“In the short term, the current attention given to Covid-19 is disproportionate, and neglecting other diseases (both communicable and non-communicable) could pose a significant danger to the public health system in the long term.”
THERE is a need to balance individual autonomy with broader issues of public interest and safety in the context of the Covid-19 pandemic, scientists have cautioned in this month’s issue of the South African Medical Journal (SAMJ).
The study, “Comparative strategic approaches to Covid-19 in Africa: Balancing public interest with civil liberties”, which was done in six African countries during the pandemic – South Africa, Malawi, Uganda, Zambia, Zimbabwe and Botswana – said that: “While public health measures have been taken in the best interests of communities, in all six African countries described here, the ethics of implementation have been poorly communicated, poorly understood, and in some cases compromised.’’
At the outset, the study noted: “As Covid-19 spreads rapidly across Africa, causing havoc to economies and disruption to already fragile health care systems, it is becoming clear that despite standardised global health strategies, national and local government responses must be tailored to their individual settings …
“The impact of stringent measures in low- to middle-income African countries has bought time for health care facilities to prepare for the onslaught of Covid-19 cases, but some measures have been challenging to implement.
“In some settings, public health measures have been associated with serious violations of individual rights owing to abuse of power and gaps in implementation of well-intentioned policy.
“Collateral damage with regard to non-Covid-19 diseases that were sub-optimally managed in pre-pandemic times may mean that lives lost from other diseases could exceed those saved from Covid-19.
“While individuals complying with lockdown regulations have embraced an acceptance of the concept of the common good, at a broad community level many are finding the transition from individualism to collective thinking required during a pandemic difficult to navigate.”
It also concluded that, “in the short term, the current attention given to Covid-19 is disproportionate, and neglecting other diseases (both communicable and non-communicable) could pose a significant danger to the public health system in the long term’’.
Highlighting the fact that a “challenge arises when highly restrictive measures are superimposed on historical socio-economic inequity’’, the study said: “The impact of public health measures during Covid-19 in Africa is likely to be broad and long-lasting. However, this is not to suggest that these public health measures are unnecessary.
“The social, political, economic and psychological effects of allowing a pandemic to spread without implementing such public health measures are seemingly more devastating.

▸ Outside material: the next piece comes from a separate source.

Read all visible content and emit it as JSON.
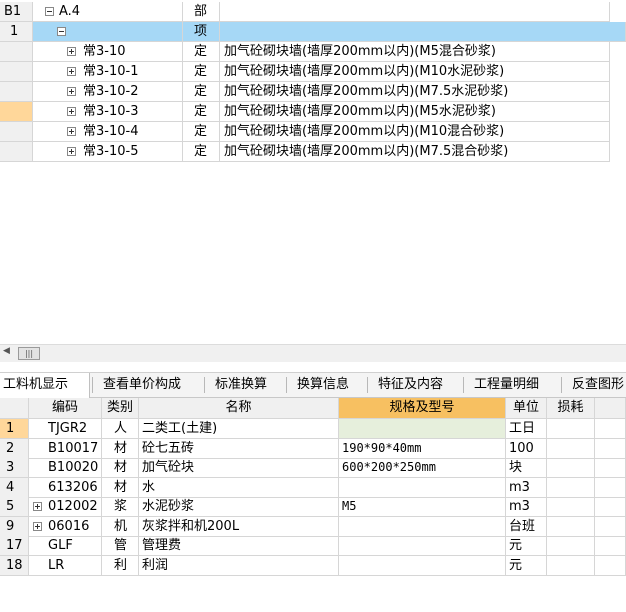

“We recommend that African government responses to Covid-19 should be contextualised and representative of the broad range of expertise necessary to assist with an outbreak that has strong ethical, legal and socio-behavioural components.
“Committees advising governments should incorporate scientists, bioethicists, legal experts and social scientists.

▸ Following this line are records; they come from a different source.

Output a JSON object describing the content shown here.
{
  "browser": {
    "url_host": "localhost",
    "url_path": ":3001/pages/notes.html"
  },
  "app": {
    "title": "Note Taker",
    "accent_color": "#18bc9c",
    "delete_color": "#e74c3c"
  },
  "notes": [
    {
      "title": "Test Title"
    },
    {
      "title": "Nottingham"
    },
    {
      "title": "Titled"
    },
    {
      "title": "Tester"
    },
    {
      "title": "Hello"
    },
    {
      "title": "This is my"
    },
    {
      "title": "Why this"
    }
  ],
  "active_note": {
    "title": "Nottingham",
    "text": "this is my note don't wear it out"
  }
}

“In addition, all responses should have a strong ethics and human rights focus on community education and engagement of community health care workers, public health experts, civil society members, law enforcement officers and local community leaders.”
Commenting on the study done in South Africa, the authors said: “While the stringent Level 5 lockdown measures were an accepted public health emergency response directed towards collective needs or the greater common good, they unavoidably limited individual health interests in a democratic society.
“The public health crisis also required re-prioritisation of health service delivery to Covid-19 patients. However, the health system also has an ethicolegal responsibility to provide uninterrupted services for the management of other health priorities such as HIV/Aids and tuberculosis (TB), as well as contraceptive care, child immunisation, and support for individuals affected by gender-based violence (GBV).’’
Cautioning that more lives could be lost to diseases such as HIV during lockdowns in Africa compared with those saved by measures to prevent Covid-19 from spreading, the study said: “Allocation of resources to Covid-19 patients has reduced capacity for non-Covid-19 patients in LMICs with high prevalences of TB, diabetes and HIV.
“For instance, HIV is more prevalent in sub-Saharan African countries than in the rest of the world, and restriction on freedom of movement by curfews should be carefully balanced so as not to deprive non-Covid-19 patients in need of care and essential medication.’’